- Assignment:
The word "data" appears in some lines of the entries. Say how many, and give nothing but the number.

>>

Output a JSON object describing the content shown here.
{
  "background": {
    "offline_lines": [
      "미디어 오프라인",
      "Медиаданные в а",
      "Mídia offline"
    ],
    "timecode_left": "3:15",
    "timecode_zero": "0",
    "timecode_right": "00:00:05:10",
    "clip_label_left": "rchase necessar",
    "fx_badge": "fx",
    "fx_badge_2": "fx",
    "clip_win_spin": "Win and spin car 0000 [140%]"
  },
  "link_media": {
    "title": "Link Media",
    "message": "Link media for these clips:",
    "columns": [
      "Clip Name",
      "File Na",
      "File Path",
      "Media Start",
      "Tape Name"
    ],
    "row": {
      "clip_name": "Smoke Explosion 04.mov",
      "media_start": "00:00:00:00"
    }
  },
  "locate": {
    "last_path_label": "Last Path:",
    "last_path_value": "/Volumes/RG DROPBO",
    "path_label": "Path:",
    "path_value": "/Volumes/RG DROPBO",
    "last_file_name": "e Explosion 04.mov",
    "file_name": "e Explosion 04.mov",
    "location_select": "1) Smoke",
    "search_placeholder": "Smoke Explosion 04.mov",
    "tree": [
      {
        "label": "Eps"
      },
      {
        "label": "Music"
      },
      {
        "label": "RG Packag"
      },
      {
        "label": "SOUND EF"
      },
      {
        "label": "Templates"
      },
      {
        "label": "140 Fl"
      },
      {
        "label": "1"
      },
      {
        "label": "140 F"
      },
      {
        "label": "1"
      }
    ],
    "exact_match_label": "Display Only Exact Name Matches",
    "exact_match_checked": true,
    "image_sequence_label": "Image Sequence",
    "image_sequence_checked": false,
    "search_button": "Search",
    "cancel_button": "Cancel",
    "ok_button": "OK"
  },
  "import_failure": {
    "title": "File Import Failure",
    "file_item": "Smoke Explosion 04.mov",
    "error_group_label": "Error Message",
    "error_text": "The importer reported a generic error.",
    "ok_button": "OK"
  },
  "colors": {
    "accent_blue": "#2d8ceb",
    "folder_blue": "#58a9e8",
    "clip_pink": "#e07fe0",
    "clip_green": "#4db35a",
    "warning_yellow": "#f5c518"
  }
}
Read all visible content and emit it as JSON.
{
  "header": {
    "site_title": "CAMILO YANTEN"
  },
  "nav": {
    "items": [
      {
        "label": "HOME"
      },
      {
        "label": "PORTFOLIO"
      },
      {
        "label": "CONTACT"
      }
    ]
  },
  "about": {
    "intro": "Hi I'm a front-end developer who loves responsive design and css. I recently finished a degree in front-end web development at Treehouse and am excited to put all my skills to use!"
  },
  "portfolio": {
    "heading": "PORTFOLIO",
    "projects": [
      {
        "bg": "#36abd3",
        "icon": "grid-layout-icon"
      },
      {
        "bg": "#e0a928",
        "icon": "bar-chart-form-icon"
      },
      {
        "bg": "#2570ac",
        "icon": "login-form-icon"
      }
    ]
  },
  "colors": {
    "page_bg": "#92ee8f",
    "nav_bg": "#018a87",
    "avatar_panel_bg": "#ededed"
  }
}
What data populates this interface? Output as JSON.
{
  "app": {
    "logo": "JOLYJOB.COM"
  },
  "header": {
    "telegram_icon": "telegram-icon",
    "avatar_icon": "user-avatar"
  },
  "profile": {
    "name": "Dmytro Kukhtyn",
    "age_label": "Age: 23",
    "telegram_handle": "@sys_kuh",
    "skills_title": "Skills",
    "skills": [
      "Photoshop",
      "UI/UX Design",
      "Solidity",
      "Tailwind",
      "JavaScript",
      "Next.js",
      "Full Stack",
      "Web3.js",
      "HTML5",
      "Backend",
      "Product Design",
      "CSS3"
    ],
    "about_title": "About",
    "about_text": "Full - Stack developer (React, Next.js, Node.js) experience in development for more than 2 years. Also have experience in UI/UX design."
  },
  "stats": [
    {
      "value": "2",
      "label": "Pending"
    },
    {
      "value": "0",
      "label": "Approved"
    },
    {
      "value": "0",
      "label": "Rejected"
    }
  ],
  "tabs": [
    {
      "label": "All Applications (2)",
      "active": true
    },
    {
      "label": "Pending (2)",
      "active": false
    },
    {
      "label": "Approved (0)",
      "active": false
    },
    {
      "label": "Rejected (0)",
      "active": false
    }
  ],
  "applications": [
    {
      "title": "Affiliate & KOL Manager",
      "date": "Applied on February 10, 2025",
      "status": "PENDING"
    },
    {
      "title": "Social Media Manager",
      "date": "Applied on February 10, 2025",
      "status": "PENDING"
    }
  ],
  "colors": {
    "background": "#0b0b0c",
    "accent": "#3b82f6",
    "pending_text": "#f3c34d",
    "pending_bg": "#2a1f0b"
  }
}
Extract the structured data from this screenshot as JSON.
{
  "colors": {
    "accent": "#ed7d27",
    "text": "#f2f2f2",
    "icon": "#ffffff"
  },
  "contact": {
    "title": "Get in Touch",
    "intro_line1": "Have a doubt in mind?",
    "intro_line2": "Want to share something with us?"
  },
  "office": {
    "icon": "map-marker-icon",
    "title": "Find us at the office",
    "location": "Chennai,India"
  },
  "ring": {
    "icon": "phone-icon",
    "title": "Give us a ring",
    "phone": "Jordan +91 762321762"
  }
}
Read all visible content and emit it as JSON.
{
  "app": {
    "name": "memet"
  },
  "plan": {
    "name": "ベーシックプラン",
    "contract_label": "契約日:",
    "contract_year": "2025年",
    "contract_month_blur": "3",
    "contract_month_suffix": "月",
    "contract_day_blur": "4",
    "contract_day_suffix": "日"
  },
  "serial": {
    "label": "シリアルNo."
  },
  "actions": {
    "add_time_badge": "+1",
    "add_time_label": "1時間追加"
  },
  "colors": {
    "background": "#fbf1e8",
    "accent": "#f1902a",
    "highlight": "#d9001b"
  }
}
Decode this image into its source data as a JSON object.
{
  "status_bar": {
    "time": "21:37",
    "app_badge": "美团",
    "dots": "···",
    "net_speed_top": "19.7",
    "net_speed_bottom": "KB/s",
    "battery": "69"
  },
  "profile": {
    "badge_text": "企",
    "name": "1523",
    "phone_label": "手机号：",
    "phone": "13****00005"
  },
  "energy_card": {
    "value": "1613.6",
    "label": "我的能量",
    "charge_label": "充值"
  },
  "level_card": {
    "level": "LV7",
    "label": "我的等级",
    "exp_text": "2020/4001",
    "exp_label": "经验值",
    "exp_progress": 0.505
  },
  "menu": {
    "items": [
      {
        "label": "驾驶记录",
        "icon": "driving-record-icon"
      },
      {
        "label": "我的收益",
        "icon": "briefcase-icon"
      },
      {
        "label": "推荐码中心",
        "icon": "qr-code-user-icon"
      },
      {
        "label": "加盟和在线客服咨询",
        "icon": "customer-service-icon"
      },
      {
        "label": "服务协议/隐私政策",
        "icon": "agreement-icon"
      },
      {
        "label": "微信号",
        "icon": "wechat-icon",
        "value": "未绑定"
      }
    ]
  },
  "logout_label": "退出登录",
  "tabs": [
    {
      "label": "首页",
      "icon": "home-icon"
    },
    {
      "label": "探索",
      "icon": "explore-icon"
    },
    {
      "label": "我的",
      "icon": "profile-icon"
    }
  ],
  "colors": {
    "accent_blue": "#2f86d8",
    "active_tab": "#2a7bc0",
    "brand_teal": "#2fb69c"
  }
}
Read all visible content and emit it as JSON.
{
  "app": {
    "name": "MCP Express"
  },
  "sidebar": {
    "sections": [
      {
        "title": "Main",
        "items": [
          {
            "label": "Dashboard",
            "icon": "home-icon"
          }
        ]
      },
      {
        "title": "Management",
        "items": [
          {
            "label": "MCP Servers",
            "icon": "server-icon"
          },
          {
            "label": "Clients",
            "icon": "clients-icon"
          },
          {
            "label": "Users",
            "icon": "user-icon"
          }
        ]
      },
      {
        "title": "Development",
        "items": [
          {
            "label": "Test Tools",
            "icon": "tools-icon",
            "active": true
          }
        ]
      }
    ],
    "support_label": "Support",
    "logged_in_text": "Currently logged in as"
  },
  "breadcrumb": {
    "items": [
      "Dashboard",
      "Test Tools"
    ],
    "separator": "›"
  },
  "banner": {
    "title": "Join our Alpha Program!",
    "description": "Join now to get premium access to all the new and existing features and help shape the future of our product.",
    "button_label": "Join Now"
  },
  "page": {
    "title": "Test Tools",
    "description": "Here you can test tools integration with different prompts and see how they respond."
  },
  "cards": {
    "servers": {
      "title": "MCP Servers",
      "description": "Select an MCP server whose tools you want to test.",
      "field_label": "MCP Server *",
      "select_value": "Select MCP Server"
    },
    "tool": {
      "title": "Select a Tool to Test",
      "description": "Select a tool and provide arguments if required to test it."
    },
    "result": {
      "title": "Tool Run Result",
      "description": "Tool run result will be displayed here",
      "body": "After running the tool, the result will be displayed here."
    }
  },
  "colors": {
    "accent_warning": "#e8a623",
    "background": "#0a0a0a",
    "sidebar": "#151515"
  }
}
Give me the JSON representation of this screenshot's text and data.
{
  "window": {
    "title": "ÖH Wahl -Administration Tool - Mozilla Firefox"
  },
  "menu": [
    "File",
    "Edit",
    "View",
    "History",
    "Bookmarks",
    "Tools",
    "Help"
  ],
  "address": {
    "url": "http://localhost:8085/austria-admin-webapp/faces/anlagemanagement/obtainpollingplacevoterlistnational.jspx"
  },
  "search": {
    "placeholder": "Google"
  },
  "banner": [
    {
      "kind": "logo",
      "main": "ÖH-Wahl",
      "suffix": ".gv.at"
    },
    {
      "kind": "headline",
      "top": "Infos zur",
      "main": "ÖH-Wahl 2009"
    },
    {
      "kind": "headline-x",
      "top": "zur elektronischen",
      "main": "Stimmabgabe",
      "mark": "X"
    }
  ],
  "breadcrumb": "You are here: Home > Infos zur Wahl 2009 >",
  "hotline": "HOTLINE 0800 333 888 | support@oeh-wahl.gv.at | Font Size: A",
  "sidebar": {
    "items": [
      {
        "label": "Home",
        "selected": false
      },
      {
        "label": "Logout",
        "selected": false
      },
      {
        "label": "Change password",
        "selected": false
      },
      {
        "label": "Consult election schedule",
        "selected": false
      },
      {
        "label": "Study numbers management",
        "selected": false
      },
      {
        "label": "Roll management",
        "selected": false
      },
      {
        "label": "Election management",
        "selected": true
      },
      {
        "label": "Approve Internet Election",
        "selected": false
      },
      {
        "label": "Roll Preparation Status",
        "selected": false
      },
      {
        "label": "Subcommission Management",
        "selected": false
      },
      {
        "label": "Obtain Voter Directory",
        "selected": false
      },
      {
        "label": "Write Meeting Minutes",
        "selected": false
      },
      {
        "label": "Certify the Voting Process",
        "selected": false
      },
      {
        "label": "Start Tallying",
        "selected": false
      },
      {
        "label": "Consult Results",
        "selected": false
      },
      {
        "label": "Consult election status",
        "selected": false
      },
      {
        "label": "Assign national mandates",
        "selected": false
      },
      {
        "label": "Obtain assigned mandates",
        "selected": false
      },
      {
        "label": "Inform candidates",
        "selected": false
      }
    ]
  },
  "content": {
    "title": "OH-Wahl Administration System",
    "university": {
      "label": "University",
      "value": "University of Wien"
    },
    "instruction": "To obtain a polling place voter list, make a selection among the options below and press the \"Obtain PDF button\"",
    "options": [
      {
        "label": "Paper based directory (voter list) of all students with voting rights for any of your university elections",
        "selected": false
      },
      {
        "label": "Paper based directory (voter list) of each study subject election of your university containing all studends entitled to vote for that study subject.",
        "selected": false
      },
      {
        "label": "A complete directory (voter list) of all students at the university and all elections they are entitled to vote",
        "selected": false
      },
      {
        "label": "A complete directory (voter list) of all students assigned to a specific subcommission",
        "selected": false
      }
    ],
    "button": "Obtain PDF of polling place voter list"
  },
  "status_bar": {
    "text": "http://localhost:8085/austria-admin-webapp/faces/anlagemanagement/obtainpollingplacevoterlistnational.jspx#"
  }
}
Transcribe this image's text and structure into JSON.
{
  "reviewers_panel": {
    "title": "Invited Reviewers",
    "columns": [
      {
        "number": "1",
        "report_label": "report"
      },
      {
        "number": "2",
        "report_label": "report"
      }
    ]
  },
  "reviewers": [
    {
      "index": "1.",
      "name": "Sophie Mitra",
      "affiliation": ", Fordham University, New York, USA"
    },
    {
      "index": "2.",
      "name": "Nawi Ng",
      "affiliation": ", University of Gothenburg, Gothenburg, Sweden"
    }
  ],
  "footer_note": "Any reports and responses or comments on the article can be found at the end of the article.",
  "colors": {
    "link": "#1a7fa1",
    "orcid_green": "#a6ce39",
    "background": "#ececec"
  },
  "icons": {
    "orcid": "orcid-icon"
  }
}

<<

- Written answer:
4